This study examined kitchen adequacy in a racially/ethnically diverse low-income sample and associations with child diet quality. Families with children age five to seven years old (n = 150) from non-Hispanic white, non-Hispanic Black, Hispanic, Native American, Hmong, and Somali families were recruited through primary care clinics. More than 85% of families had 15 of the 20 kitchen items queried, indicating that the sample had adequate kitchen facilities. Only one item (a kitchen table) was associated with higher overall diet quality of children.
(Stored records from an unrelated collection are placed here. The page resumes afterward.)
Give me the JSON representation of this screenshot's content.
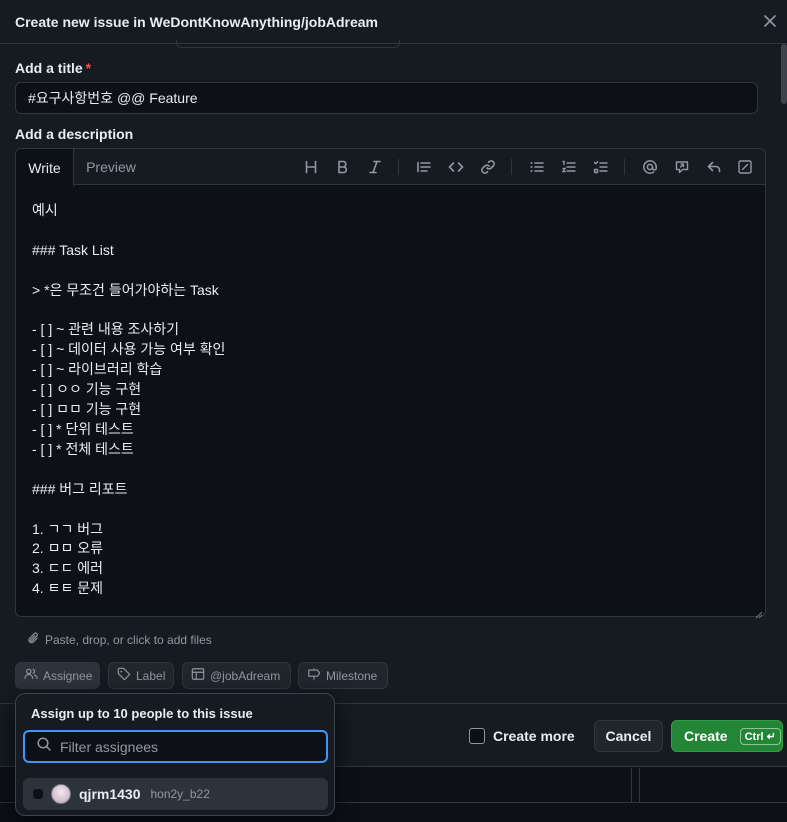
{
  "dialog": {
    "title": "Create new issue in WeDontKnowAnything/jobAdream",
    "close_icon": "x-icon"
  },
  "form": {
    "title_label": "Add a title",
    "required_mark": "*",
    "title_value": "#요구사항번호 @@ Feature",
    "description_label": "Add a description"
  },
  "editor": {
    "tabs": [
      {
        "label": "Write",
        "active": true
      },
      {
        "label": "Preview",
        "active": false
      }
    ],
    "toolbar_icons": [
      "heading-icon",
      "bold-icon",
      "italic-icon",
      "quote-icon",
      "code-icon",
      "link-icon",
      "unordered-list-icon",
      "ordered-list-icon",
      "task-list-icon",
      "mention-icon",
      "reference-icon",
      "reply-icon",
      "fullscreen-icon"
    ],
    "content": "예시\n\n### Task List\n\n> *은 무조건 들어가야하는 Task\n\n- [ ] ~ 관련 내용 조사하기\n- [ ] ~ 데이터 사용 가능 여부 확인\n- [ ] ~ 라이브러리 학습\n- [ ] ㅇㅇ 기능 구현\n- [ ] ㅁㅁ 기능 구현\n- [ ] * 단위 테스트\n- [ ] * 전체 테스트\n\n### 버그 리포트\n\n1. ㄱㄱ 버그\n2. ㅁㅁ 오류\n3. ㄷㄷ 에러\n4. ㅌㅌ 문제"
  },
  "attach": {
    "label": "Paste, drop, or click to add files"
  },
  "metadata_chips": {
    "assignee": "Assignee",
    "label": "Label",
    "project": "@jobAdream",
    "milestone": "Milestone"
  },
  "footer": {
    "create_more_label": "Create more",
    "cancel_label": "Cancel",
    "create_label": "Create",
    "shortcut": "Ctrl ↵"
  },
  "assignee_popover": {
    "title": "Assign up to 10 people to this issue",
    "filter_placeholder": "Filter assignees",
    "users": [
      {
        "name": "qjrm1430",
        "handle": "hon2y_b22"
      }
    ]
  },
  "colors": {
    "accent": "#4493f8",
    "create_button": "#238636",
    "required": "#f85149"
  }
}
In contrast, children living in households with can openers and measuring spoons consumed more sodium and added sugars, respectively.
Ecology of Food and Nutrition pp 1-17; https://doi.org/10.1080/03670244.2021.1956484
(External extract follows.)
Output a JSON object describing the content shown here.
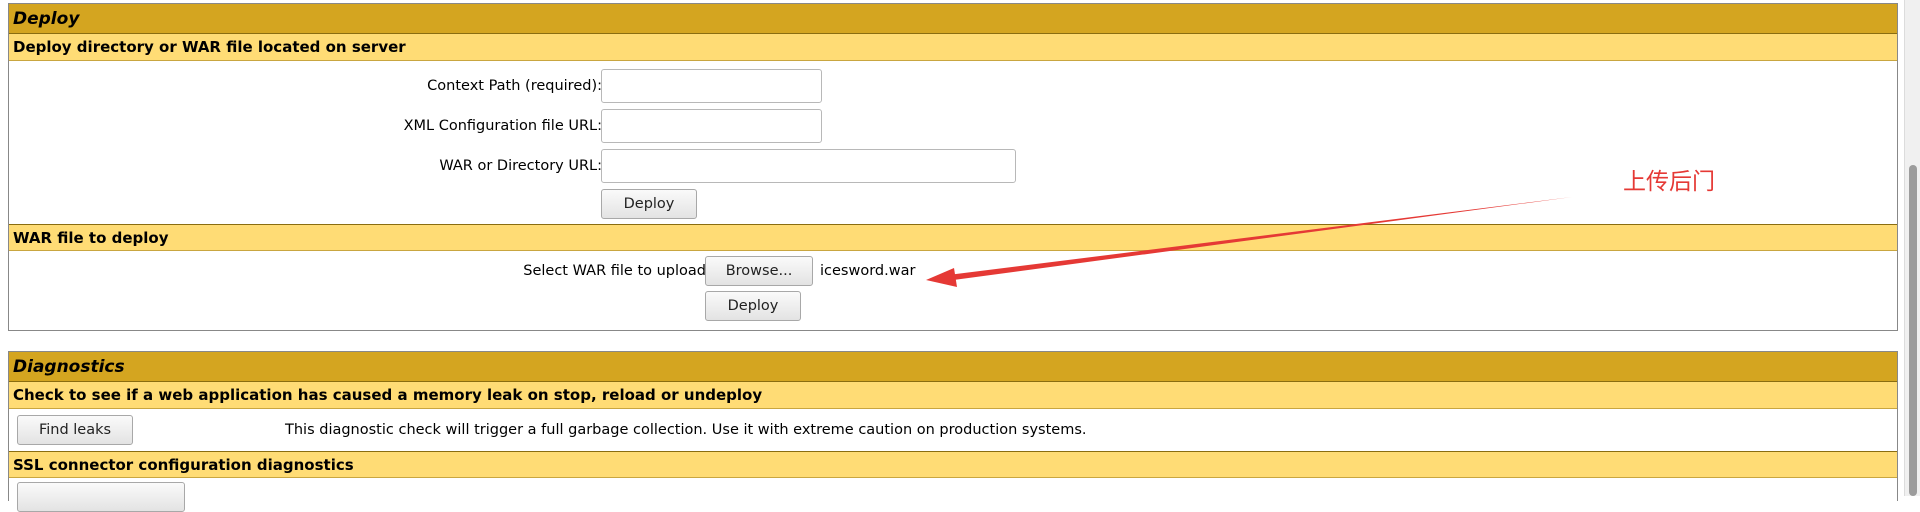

Shame experienced with food insecurity and participating in food assistance may affect adolescents. We investigated adolescents’ experiences of shame related to food insecurity and situations for these experiences in an ethnically diverse sample of 40 adolescents aged 9–15 years from South Carolina and Oregon. In-depth interviews were recorded, transcribed, coded, and analyzed. Participants described feelings of sadness, anger, and internalized shame with food insecurity. Salient situations were participating in food assistance, seeking food assistance from others or community services, and social encounters at school among peers. Adolescents felt shame knowing that peers were aware of their food insecurity and about them participating in food assistance through school.
Ecology of Food and Nutrition pp 1-8; https://doi.org/10.1080/03670244.2021.1954510
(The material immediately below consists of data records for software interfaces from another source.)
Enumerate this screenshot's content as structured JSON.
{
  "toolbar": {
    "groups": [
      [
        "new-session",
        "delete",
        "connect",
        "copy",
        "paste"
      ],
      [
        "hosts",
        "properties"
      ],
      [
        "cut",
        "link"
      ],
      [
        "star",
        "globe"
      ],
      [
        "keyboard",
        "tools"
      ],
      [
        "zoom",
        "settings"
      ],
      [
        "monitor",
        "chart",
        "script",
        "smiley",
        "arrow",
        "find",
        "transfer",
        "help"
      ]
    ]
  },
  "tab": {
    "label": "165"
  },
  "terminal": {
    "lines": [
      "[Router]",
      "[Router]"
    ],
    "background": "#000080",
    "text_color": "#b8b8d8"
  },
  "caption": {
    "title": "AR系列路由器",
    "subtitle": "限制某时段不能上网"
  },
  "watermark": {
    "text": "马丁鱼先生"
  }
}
The nutritional double burden of disease refers to the phenomenon of undernutrition, wasting, stunting, micronutrient deficiency coinciding with overweight, obesity, and diet-related non-communicable diseases, within individuals, households and populations throughout the lifecycle. This study aimed to determine whether there were differences in hemoglobin levels between anthropometric categories and socio-economic factors among women aged 15 to 49 years old in South Africa. Data were obtained from the Demographic and Health Survey (DHS) South Africa survey 2016. There were 2690 women between 15 and 49 years old included in the sample. Variables selected for analysis included height and weight, hemoglobin (adjusted for altitude), wealth index, access to improved water and sanitation. Variables were tested for normality using Q-Q plots. Missing data was removed. Frequencies and percentages were reported for categorical data. Non-parametric continuous variables were reported as medians and interquartile ranges. As data were not normally distributed, analysis was conducted using the Kruskall-Wallis test and Mann-Whitney U test. The type I error rate was set to p < .05. Where it was found that a significant difference exists, post hoc Dunn tests were performed to determine the location of the differences. Anemia was prevalent among 28.9% of the sample and 63.5% were either overweight or obese. Hemoglobin levels were significantly different between normal weight women and women with a body mass index in the obese class I and obese class II respectively (Kruskall-Wallis = 27.014; df = 5; p = .000; n = 2690). There were significant differences in hemoglobin levels between women with access to improved sanitation and those without access (Mann-Whitney U test p = .017), but hemoglobin levels were similar between women with access to improved water and those without (Mann-Whitney U test p = .175). Poorer women had significantly different hemoglobin levels to the wealthiest women in the sample (Kruskall-Wallis = 29.568; df = 4; p = .000). The nutritional double burden of disease is prevalent in South Africa among women of childbearing age. A wealth disparity exists among South African women in terms of hemoglobin levels.
Ecology of Food and Nutrition, Volume 60, pp 407-408; https://doi.org/10.1080/03670244.2021.1956276